May 21: Monty Python’s Life of Brian (1979).

June 4: Robert De Niro and Jerry Lewis star in Martin Scorsese’s The King of Comedy (1983).

June 11: Martin Scorsese’s After Hours (1985) featuring an all-star cast including Griffin Dunne (who also produced), Rosanna Arquette, Verna Bloom, John Heard, Cheech & Chong (as Neil and Pepe), Teri Garr and Catherine O’Hara.

June 18: Woody Allen’s Sleeper (1973). June 25: Woody Allen’s Crimes and Misdemeanors (1989), which earned Academy Award nominations for Allen’s direction and original screenplay, and for Martin Landau as Best Supporting Actor.

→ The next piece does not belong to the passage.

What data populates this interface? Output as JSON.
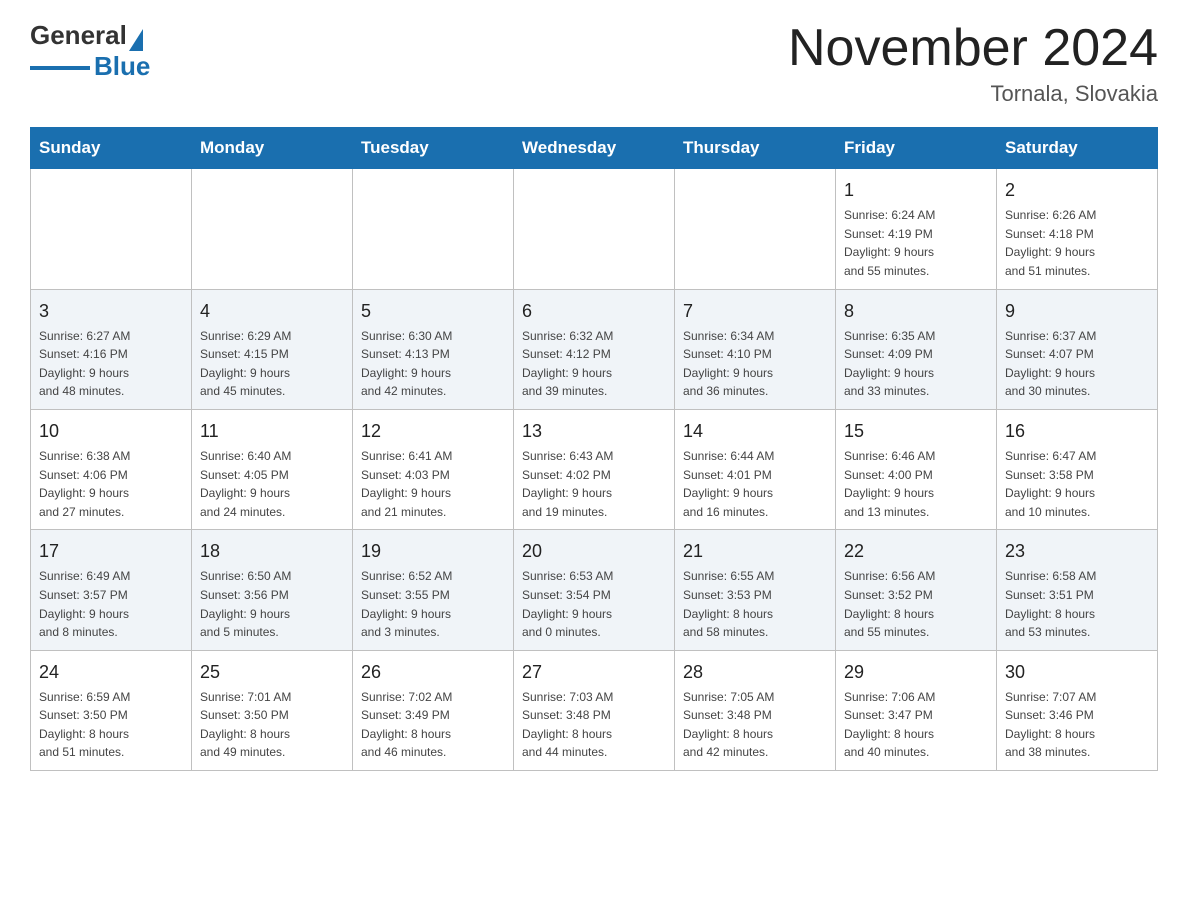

July 2: Woody Allen scored another Oscar nomination for Best Original Screenplay in 1997’s Deconstructing Harry.

July 9: Albert Brooks’ feature-film breakthrough Real Life (1979).

July 16: Albert Brooks strikes again with Modern Romance (1981).

July 23: A hat trick for Albert Brooks, with 1985’s Lost in America.

July 30: Trey Parker and Matt Stone’s outrageous 2004 “puppet epic” Team America: World Police.

Aug. 6: The series concludes with Edgar Wright’s cop comedy Hot Fuzz (2007).

Screenings take place at The Greensboro School of Creativity, 900 16th St., Greensboro. Admission is free with any donation to The Greensboro School of Creativity. For more information, call 336.337.1488 or check out the group’s official website: Greensboro-Cinema-and-Film-Appreciation-Meetup-Group/ or Facebook page: